**DIRECTIONS:** Extract every record, keeping each one exactly as it is.

**MATERIAL SHOWN:**
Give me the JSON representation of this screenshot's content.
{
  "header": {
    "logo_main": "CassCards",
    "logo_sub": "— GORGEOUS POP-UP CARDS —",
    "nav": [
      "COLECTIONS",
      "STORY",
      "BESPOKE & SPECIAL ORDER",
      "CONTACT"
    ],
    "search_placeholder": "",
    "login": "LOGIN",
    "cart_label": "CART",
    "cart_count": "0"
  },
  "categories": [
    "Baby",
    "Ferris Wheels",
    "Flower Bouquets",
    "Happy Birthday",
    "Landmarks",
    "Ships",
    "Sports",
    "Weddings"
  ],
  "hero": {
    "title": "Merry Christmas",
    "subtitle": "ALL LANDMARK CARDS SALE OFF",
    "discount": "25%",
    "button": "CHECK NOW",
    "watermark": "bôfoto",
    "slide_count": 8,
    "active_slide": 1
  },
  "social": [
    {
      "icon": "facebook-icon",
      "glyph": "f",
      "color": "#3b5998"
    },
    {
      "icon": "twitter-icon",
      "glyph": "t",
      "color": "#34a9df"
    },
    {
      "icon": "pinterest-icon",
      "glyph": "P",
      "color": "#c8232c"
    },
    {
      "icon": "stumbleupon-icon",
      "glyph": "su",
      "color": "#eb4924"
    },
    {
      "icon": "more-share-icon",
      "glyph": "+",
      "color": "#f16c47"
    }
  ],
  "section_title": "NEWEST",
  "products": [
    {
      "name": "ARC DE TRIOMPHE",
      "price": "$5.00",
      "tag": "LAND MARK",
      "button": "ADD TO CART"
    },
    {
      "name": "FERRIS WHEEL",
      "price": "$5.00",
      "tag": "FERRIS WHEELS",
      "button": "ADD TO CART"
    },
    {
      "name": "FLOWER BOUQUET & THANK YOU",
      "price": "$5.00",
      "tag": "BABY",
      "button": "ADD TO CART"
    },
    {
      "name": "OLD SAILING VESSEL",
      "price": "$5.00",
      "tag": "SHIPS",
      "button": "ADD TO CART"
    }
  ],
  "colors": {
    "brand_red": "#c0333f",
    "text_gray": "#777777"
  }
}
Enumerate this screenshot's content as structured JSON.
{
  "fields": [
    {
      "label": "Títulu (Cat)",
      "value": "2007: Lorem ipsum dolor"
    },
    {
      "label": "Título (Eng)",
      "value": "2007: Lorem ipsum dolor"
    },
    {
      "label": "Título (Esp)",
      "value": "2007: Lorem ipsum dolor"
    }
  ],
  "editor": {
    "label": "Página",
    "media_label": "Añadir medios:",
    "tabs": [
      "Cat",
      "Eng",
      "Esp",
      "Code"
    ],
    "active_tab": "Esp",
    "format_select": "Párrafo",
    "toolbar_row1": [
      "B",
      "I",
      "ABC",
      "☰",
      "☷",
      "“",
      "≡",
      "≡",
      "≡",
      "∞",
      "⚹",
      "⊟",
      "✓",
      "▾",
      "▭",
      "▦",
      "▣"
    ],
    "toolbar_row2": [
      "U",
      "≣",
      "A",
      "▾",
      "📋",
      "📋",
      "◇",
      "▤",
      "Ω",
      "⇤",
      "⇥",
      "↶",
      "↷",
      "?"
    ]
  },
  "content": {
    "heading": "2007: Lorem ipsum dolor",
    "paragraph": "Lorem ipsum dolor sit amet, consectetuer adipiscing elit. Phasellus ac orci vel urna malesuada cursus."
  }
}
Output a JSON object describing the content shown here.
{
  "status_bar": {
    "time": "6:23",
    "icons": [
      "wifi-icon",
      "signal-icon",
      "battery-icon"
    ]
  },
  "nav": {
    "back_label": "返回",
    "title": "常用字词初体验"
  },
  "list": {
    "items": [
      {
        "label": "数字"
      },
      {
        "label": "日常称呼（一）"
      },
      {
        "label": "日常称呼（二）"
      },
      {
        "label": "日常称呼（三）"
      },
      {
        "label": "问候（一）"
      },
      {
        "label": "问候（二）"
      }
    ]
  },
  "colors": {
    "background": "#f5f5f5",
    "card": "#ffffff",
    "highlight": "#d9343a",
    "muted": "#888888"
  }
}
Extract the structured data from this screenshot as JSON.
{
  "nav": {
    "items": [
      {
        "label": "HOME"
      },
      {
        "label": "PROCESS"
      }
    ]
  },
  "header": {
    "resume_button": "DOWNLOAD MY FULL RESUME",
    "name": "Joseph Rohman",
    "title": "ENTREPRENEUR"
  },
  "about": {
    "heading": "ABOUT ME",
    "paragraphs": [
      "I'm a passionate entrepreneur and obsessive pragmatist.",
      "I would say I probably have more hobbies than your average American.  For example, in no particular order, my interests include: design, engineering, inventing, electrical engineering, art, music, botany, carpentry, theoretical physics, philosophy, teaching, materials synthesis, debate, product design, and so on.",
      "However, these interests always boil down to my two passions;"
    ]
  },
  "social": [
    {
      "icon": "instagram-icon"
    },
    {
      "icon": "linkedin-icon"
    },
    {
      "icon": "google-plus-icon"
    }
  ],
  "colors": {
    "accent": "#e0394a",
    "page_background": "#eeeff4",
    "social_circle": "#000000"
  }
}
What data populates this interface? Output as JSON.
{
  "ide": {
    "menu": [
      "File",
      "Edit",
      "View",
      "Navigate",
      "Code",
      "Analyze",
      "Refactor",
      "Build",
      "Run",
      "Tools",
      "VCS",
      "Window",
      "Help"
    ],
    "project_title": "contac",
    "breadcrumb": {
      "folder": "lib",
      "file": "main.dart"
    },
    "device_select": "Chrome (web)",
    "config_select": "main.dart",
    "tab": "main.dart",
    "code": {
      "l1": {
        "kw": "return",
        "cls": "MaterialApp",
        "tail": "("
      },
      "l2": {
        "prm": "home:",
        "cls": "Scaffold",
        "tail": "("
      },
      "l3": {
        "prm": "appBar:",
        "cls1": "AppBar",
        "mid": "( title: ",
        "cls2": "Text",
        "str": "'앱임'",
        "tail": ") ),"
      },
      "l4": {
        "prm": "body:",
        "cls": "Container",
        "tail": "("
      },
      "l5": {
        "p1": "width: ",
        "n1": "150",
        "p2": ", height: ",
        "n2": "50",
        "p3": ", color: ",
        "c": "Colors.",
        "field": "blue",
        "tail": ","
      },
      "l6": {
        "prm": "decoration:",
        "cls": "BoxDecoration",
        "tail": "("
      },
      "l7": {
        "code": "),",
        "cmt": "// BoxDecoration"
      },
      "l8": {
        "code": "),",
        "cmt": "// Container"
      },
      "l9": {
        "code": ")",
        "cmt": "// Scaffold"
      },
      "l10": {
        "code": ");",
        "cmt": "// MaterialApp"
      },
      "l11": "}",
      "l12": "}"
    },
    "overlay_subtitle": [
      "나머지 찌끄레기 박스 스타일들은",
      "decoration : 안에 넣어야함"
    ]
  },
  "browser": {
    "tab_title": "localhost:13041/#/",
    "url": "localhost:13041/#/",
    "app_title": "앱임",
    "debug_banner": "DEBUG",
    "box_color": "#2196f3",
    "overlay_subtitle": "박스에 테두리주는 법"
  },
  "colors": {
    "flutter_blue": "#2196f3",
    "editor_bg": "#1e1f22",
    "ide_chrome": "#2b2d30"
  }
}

**RESPONSE:**
Give me the JSON representation of this screenshot's content.
{
  "header": {
    "logo_main": "CassCards",
    "logo_sub": "— GORGEOUS POP-UP CARDS —",
    "nav": [
      "COLECTIONS",
      "STORY",
      "BESPOKE & SPECIAL ORDER",
      "CONTACT"
    ],
    "search_placeholder": "",
    "login": "LOGIN",
    "cart_label": "CART",
    "cart_count": "0"
  },
  "categories": [
    "Baby",
    "Ferris Wheels",
    "Flower Bouquets",
    "Happy Birthday",
    "Landmarks",
    "Ships",
    "Sports",
    "Weddings"
  ],
  "hero": {
    "title": "Merry Christmas",
    "subtitle": "ALL LANDMARK CARDS SALE OFF",
    "discount": "25%",
    "button": "CHECK NOW",
    "watermark": "bôfoto",
    "slide_count": 8,
    "active_slide": 1
  },
  "social": [
    {
      "icon": "facebook-icon",
      "glyph": "f",
      "color": "#3b5998"
    },
    {
      "icon": "twitter-icon",
      "glyph": "t",
      "color": "#34a9df"
    },
    {
      "icon": "pinterest-icon",
      "glyph": "P",
      "color": "#c8232c"
    },
    {
      "icon": "stumbleupon-icon",
      "glyph": "su",
      "color": "#eb4924"
    },
    {
      "icon": "more-share-icon",
      "glyph": "+",
      "color": "#f16c47"
    }
  ],
  "section_title": "NEWEST",
  "products": [
    {
      "name": "ARC DE TRIOMPHE",
      "price": "$5.00",
      "tag": "LAND MARK",
      "button": "ADD TO CART"
    },
    {
      "name": "FERRIS WHEEL",
      "price": "$5.00",
      "tag": "FERRIS WHEELS",
      "button": "ADD TO CART"
    },
    {
      "name": "FLOWER BOUQUET & THANK YOU",
      "price": "$5.00",
      "tag": "BABY",
      "button": "ADD TO CART"
    },
    {
      "name": "OLD SAILING VESSEL",
      "price": "$5.00",
      "tag": "SHIPS",
      "button": "ADD TO CART"
    }
  ],
  "colors": {
    "brand_red": "#c0333f",
    "text_gray": "#777777"
  }
}
Enumerate this screenshot's content as structured JSON.
{
  "fields": [
    {
      "label": "Títulu (Cat)",
      "value": "2007: Lorem ipsum dolor"
    },
    {
      "label": "Título (Eng)",
      "value": "2007: Lorem ipsum dolor"
    },
    {
      "label": "Título (Esp)",
      "value": "2007: Lorem ipsum dolor"
    }
  ],
  "editor": {
    "label": "Página",
    "media_label": "Añadir medios:",
    "tabs": [
      "Cat",
      "Eng",
      "Esp",
      "Code"
    ],
    "active_tab": "Esp",
    "format_select": "Párrafo",
    "toolbar_row1": [
      "B",
      "I",
      "ABC",
      "☰",
      "☷",
      "“",
      "≡",
      "≡",
      "≡",
      "∞",
      "⚹",
      "⊟",
      "✓",
      "▾",
      "▭",
      "▦",
      "▣"
    ],
    "toolbar_row2": [
      "U",
      "≣",
      "A",
      "▾",
      "📋",
      "📋",
      "◇",
      "▤",
      "Ω",
      "⇤",
      "⇥",
      "↶",
      "↷",
      "?"
    ]
  },
  "content": {
    "heading": "2007: Lorem ipsum dolor",
    "paragraph": "Lorem ipsum dolor sit amet, consectetuer adipiscing elit. Phasellus ac orci vel urna malesuada cursus."
  }
}
Output a JSON object describing the content shown here.
{
  "status_bar": {
    "time": "6:23",
    "icons": [
      "wifi-icon",
      "signal-icon",
      "battery-icon"
    ]
  },
  "nav": {
    "back_label": "返回",
    "title": "常用字词初体验"
  },
  "list": {
    "items": [
      {
        "label": "数字"
      },
      {
        "label": "日常称呼（一）"
      },
      {
        "label": "日常称呼（二）"
      },
      {
        "label": "日常称呼（三）"
      },
      {
        "label": "问候（一）"
      },
      {
        "label": "问候（二）"
      }
    ]
  },
  "colors": {
    "background": "#f5f5f5",
    "card": "#ffffff",
    "highlight": "#d9343a",
    "muted": "#888888"
  }
}
Extract the structured data from this screenshot as JSON.
{
  "nav": {
    "items": [
      {
        "label": "HOME"
      },
      {
        "label": "PROCESS"
      }
    ]
  },
  "header": {
    "resume_button": "DOWNLOAD MY FULL RESUME",
    "name": "Joseph Rohman",
    "title": "ENTREPRENEUR"
  },
  "about": {
    "heading": "ABOUT ME",
    "paragraphs": [
      "I'm a passionate entrepreneur and obsessive pragmatist.",
      "I would say I probably have more hobbies than your average American.  For example, in no particular order, my interests include: design, engineering, inventing, electrical engineering, art, music, botany, carpentry, theoretical physics, philosophy, teaching, materials synthesis, debate, product design, and so on.",
      "However, these interests always boil down to my two passions;"
    ]
  },
  "social": [
    {
      "icon": "instagram-icon"
    },
    {
      "icon": "linkedin-icon"
    },
    {
      "icon": "google-plus-icon"
    }
  ],
  "colors": {
    "accent": "#e0394a",
    "page_background": "#eeeff4",
    "social_circle": "#000000"
  }
}
What data populates this interface? Output as JSON.
{
  "ide": {
    "menu": [
      "File",
      "Edit",
      "View",
      "Navigate",
      "Code",
      "Analyze",
      "Refactor",
      "Build",
      "Run",
      "Tools",
      "VCS",
      "Window",
      "Help"
    ],
    "project_title": "contac",
    "breadcrumb": {
      "folder": "lib",
      "file": "main.dart"
    },
    "device_select": "Chrome (web)",
    "config_select": "main.dart",
    "tab": "main.dart",
    "code": {
      "l1": {
        "kw": "return",
        "cls": "MaterialApp",
        "tail": "("
      },
      "l2": {
        "prm": "home:",
        "cls": "Scaffold",
        "tail": "("
      },
      "l3": {
        "prm": "appBar:",
        "cls1": "AppBar",
        "mid": "( title: ",
        "cls2": "Text",
        "str": "'앱임'",
        "tail": ") ),"
      },
      "l4": {
        "prm": "body:",
        "cls": "Container",
        "tail": "("
      },
      "l5": {
        "p1": "width: ",
        "n1": "150",
        "p2": ", height: ",
        "n2": "50",
        "p3": ", color: ",
        "c": "Colors.",
        "field": "blue",
        "tail": ","
      },
      "l6": {
        "prm": "decoration:",
        "cls": "BoxDecoration",
        "tail": "("
      },
      "l7": {
        "code": "),",
        "cmt": "// BoxDecoration"
      },
      "l8": {
        "code": "),",
        "cmt": "// Container"
      },
      "l9": {
        "code": ")",
        "cmt": "// Scaffold"
      },
      "l10": {
        "code": ");",
        "cmt": "// MaterialApp"
      },
      "l11": "}",
      "l12": "}"
    },
    "overlay_subtitle": [
      "나머지 찌끄레기 박스 스타일들은",
      "decoration : 안에 넣어야함"
    ]
  },
  "browser": {
    "tab_title": "localhost:13041/#/",
    "url": "localhost:13041/#/",
    "app_title": "앱임",
    "debug_banner": "DEBUG",
    "box_color": "#2196f3",
    "overlay_subtitle": "박스에 테두리주는 법"
  },
  "colors": {
    "flutter_blue": "#2196f3",
    "editor_bg": "#1e1f22",
    "ide_chrome": "#2b2d30"
  }
}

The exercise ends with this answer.